“So it was done and he made his garden and built with his own hands a bridge of wood, and there was no day but the people blessed his name and learnt from him that power lies about them for the taking and that its best use at the present time is to make gardens and be a builder of bridges. Other uses later. My son, Kazuma still walks in his garden and he sits beneath his willow and his sword hangs at his side. The bridge leads where you know, for you have crossed it.”

There was a moment’s silence and it spoke as never yet words. He resumed.

“My son, make your own garden. And there is room for many bridges.”

When my mind dwells on beauty the face of the Abbot full of unworded meanings floats on clear air before me. It ended and completed the story so that all he left unsaid was written in fire between the spoken words. And I understood and like himself cannot express more than the alphabet.

I returned from Naniwa by the hidden way. Flowers blossomed along the moors. I never saw more lovely, and where the corpse had lain children were dancing in a ring. Where the broken house had crouched among trees, was a shrine to the Thousand-Handed Spirit of Mercy beloved in Japan. A child lay in her bosom and her hidden eyes were bent upon it in a moonlight rapture. May I live in that country for the eternities!

I crossed the bridge and walked beside the river to the garden of Arima. He sat by the water plaiting a basket of willow, and rose, bowing, to meet me.

“I have come,” I said, “to learn jujutsu.”

He smiled.

I have learnt it and with it the secret of power. I go in and out of Kazuma’s garden. And beyond.

And the Abbot, who was once Kazuma, and will be more, sits there, girded with his sword.



Misspelled words and printer errors have been corrected. Where multiple spellings occur, majority use has been employed.

Punctuation has been maintained except where obvious printer errors occur.

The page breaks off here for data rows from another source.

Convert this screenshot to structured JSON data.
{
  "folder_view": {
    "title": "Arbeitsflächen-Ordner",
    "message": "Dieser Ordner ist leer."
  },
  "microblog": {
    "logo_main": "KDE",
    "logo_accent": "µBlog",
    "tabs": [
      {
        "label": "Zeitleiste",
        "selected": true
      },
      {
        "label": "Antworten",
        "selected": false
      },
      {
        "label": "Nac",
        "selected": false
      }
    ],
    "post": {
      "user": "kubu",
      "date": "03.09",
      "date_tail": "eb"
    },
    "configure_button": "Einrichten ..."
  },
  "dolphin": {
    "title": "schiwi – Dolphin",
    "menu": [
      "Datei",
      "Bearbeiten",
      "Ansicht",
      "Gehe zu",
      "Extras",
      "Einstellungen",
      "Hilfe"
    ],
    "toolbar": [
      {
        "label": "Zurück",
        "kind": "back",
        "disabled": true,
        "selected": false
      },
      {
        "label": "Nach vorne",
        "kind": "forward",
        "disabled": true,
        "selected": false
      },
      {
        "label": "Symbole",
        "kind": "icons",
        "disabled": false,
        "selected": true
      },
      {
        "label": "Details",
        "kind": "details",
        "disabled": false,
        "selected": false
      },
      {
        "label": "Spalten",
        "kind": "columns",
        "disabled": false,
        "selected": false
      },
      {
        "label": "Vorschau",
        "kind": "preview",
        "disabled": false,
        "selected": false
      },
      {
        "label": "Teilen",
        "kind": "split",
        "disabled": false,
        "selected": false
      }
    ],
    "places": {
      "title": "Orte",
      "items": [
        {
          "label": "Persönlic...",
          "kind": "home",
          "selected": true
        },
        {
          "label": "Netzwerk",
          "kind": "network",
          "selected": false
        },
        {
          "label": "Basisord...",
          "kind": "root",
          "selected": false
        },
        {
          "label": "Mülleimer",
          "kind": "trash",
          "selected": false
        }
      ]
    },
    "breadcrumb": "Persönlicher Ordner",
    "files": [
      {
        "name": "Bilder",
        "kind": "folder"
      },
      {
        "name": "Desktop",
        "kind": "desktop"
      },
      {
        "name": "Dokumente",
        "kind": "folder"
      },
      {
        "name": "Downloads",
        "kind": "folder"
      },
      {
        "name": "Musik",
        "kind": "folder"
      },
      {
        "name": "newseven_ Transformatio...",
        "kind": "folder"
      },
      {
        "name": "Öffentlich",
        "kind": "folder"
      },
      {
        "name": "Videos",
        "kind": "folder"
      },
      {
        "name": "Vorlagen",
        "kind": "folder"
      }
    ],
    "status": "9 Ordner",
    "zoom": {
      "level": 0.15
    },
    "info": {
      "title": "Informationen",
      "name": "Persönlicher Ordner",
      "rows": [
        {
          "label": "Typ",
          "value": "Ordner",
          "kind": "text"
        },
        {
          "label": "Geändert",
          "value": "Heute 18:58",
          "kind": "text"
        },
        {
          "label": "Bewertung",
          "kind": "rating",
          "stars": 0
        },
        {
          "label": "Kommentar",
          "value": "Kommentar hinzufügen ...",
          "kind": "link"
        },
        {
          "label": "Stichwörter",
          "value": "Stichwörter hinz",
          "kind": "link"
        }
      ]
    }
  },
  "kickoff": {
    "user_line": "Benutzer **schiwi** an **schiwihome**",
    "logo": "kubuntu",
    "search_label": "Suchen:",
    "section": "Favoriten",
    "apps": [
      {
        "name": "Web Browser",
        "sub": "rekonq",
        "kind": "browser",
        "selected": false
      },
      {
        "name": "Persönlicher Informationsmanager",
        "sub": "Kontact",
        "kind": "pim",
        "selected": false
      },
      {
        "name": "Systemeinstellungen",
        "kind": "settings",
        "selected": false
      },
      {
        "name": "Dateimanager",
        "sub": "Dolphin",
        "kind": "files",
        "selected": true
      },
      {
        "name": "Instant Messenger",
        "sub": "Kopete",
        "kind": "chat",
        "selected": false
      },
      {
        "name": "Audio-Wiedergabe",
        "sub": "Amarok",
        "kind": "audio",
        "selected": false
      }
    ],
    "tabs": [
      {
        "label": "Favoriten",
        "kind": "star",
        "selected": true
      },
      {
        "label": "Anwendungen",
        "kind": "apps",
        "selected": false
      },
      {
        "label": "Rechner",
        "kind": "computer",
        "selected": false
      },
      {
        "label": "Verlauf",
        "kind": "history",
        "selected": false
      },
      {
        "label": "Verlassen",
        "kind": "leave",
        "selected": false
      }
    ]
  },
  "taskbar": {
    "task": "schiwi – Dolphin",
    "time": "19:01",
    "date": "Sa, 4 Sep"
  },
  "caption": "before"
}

A cover was created for this eBook and is placed in the public domain.


[The end of Dreams and Delights by Elizabeth Louisa Moresby (as L. Adams Beck)]